DIFFERENCES BETWEEN ECZEMA, PSORIASIS, ROSACEA AND DERMATITIS.
Hey Skincare Lovelies!
Are you tired of wondering if that persistent redness is rosacea or dermatitis playing tricks on your skin? Does the word psoriasis sound like a puzzle you can't solve? Fret not, because we're here to help you unravel the mysteries of these skin. From the relentless itchiness of eczema to the rapid cell growth of psoriasis, and the blushing tales of rosacea, each condition has its own unique narrative.

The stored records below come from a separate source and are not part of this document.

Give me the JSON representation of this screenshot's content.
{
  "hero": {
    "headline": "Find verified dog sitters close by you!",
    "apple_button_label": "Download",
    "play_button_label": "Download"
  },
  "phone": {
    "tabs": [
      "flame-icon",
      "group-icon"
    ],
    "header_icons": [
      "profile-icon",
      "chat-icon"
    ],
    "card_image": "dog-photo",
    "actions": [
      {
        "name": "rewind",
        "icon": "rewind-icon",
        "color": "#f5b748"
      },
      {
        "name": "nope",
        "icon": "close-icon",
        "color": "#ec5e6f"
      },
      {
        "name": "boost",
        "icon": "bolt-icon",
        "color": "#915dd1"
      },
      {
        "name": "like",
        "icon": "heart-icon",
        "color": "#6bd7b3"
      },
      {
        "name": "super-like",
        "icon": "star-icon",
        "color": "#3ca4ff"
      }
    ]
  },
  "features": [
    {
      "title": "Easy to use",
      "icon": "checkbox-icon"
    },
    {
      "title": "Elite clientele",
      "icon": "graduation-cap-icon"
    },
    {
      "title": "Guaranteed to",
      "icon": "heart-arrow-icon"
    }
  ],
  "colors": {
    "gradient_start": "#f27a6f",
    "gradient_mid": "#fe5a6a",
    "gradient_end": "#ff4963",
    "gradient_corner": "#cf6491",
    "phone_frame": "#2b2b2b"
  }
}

Whether you've personally encountered these skin stories or just curious about the science behind them, we're here to provide clarity and insights. Follow us and let's explore the intriguing world of skin disorders together, learning the differences between these four skin conditions; Eczema, Psoriasis, Rosacea and Dermatitis.
Understanding The Skin Conditions.
Eczema, often referred to as atopic dermatitis, is like that uninvited guest at a party – it shows up unexpectedly and demands attention. It's characterized by red, inflamed patches of skin that are incredibly itchy. This persistent itchiness can lead to scratching, which in turn worsens the condition.
Eczema has various triggers, including genetics, allergies, and environmental factors. While it can occur at any age, it's particularly common in children. The patches of eczema can vary in appearance, from dry and scaly to oozing and weeping. Managing eczema involves keeping the skin moisturized, avoiding triggers, and sometimes using topical medications to calm the inflammation and itching.
Psoriasis, on the other hand, is like a canvas that's been painted with rapid strokes. It's a chronic autoimmune condition where the skin cells reproduce at an accelerated rate, resulting in the formation of raised, thick patches covered with silvery scales. These patches, known as plaques, can appear anywhere on the body, including the scalp and nails. Unlike eczema, psoriasis is less about itching and more about discomfort due to the appearance of these plaques.
While genetics play a significant role, triggers like stress, infections, and certain medications can exacerbate psoriasis. Treatments range from topical creams to light therapy and systemic medications, all aimed at slowing down the rapid cell growth and reducing inflammation.
Rosacea is like your skin's way of expressing emotions through blushing. It's characterized by persistent redness on the face, particularly on the cheeks and nose. Visible blood vessels and sometimes small red bumps can also be part of the picture. Unlike eczema and psoriasis, rosacea tends to affect adults more than children.
Triggers for rosacea can vary widely – from spicy foods and alcohol to extreme temperatures and certain skincare products. Rosacea evolves in stages, starting with episodes of flushing and eventually leading to the more advanced stages with persistent redness and visible blood vessels. Management includes avoiding triggers, using gentle skincare, and, in some cases, topical or oral medications to control the redness and inflammation.
Dermatitis, which is a broader term encompassing various types of skin inflammation, is like a conversation your skin has with irritants and allergens. Atopic dermatitis and contact dermatitis are two common forms of this condition.
Atopic dermatitis is driven by immune responses and often begins in childhood. It leads to dry, itchy skin and can be triggered by allergens or environmental factors. Contact dermatitis, on the other hand, is a response to direct contact with irritants or allergens, leading to redness, itching, and sometimes blisters. The key to managing dermatitis is identifying and avoiding triggers, along with using moisturizers and topical treatments to soothe the skin.
Eczema, psoriasis, rosacea, and dermatitis are distinct pieces in the puzzle of skin conditions. While they might share some common traits, each condition has its own unique features, triggers, and management strategies. Understanding these differences empowers individuals to take better care of their skin and seek appropriate treatments when needed.
The most basic and primary method of management for these skin conditions usually involves keeping the skin adequately moisturized. This usually involves swapping your ordinary, everyday skin moisturizers with fragrance-free, hypoallergenic moisturising products which would help soothe the dryness, itching and scaling associated with these conditions.
You can check out the Nashé Beauty Eczema Relief Cream here, if you are confused on where to start.